Data about app and page elements
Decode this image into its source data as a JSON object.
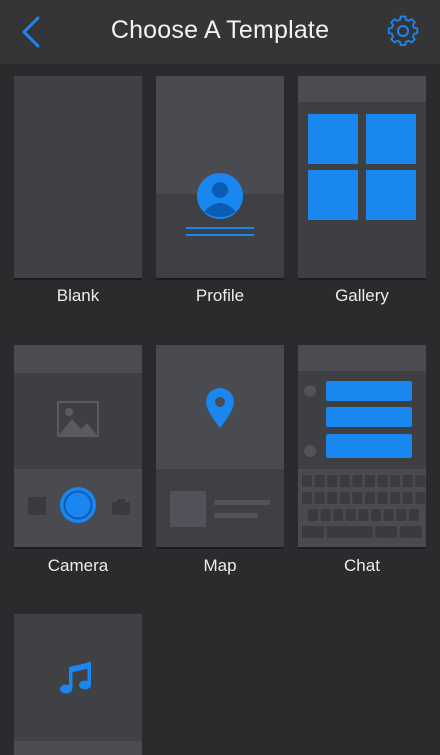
{
  "header": {
    "title": "Choose A Template",
    "back_icon": "chevron-left-icon",
    "settings_icon": "gear-icon"
  },
  "templates": [
    {
      "label": "Blank"
    },
    {
      "label": "Profile"
    },
    {
      "label": "Gallery"
    },
    {
      "label": "Camera"
    },
    {
      "label": "Map"
    },
    {
      "label": "Chat"
    },
    {
      "label": ""
    }
  ],
  "colors": {
    "accent": "#1a86f0",
    "background": "#2b2b2d",
    "navbar": "#353538",
    "tile": "#3e3f43"
  }
}
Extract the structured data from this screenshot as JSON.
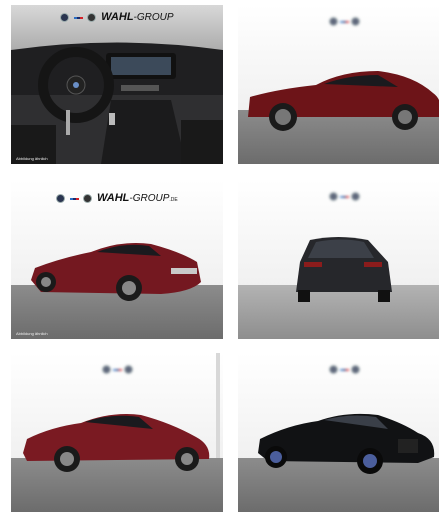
{
  "brand": {
    "dealer_name": "WAHL",
    "dealer_suffix": "-GROUP",
    "dealer_tld": ".DE"
  },
  "tiles": [
    {
      "name": "interior-cockpit",
      "caption": "Abbildung ähnlich",
      "bg": "#3a3a3a"
    },
    {
      "name": "exterior-side-red",
      "body_color": "#6d1418"
    },
    {
      "name": "exterior-rear-three-quarter-red",
      "caption": "Abbildung ähnlich",
      "body_color": "#741820"
    },
    {
      "name": "exterior-rear-dark",
      "body_color": "#26272b"
    },
    {
      "name": "exterior-side-front-red",
      "body_color": "#7a1a22"
    },
    {
      "name": "exterior-front-three-quarter-black",
      "body_color": "#111214"
    }
  ]
}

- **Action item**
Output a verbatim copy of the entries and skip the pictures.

- **Expected answer**
Decode this image into its source data as a JSON object.
{
  "header": {
    "title": "Choose A Template",
    "back_icon": "chevron-left-icon",
    "settings_icon": "gear-icon"
  },
  "templates": [
    {
      "label": "Blank"
    },
    {
      "label": "Profile"
    },
    {
      "label": "Gallery"
    },
    {
      "label": "Camera"
    },
    {
      "label": "Map"
    },
    {
      "label": "Chat"
    },
    {
      "label": ""
    }
  ],
  "colors": {
    "accent": "#1a86f0",
    "background": "#2b2b2d",
    "navbar": "#353538",
    "tile": "#3e3f43"
  }
}
Extract the structured data from this screenshot as JSON.
{
  "brand": {
    "dealer_name": "WAHL",
    "dealer_suffix": "-GROUP",
    "dealer_tld": ".DE"
  },
  "tiles": [
    {
      "name": "interior-cockpit",
      "caption": "Abbildung ähnlich",
      "bg": "#3a3a3a"
    },
    {
      "name": "exterior-side-red",
      "body_color": "#6d1418"
    },
    {
      "name": "exterior-rear-three-quarter-red",
      "caption": "Abbildung ähnlich",
      "body_color": "#741820"
    },
    {
      "name": "exterior-rear-dark",
      "body_color": "#26272b"
    },
    {
      "name": "exterior-side-front-red",
      "body_color": "#7a1a22"
    },
    {
      "name": "exterior-front-three-quarter-black",
      "body_color": "#111214"
    }
  ]
}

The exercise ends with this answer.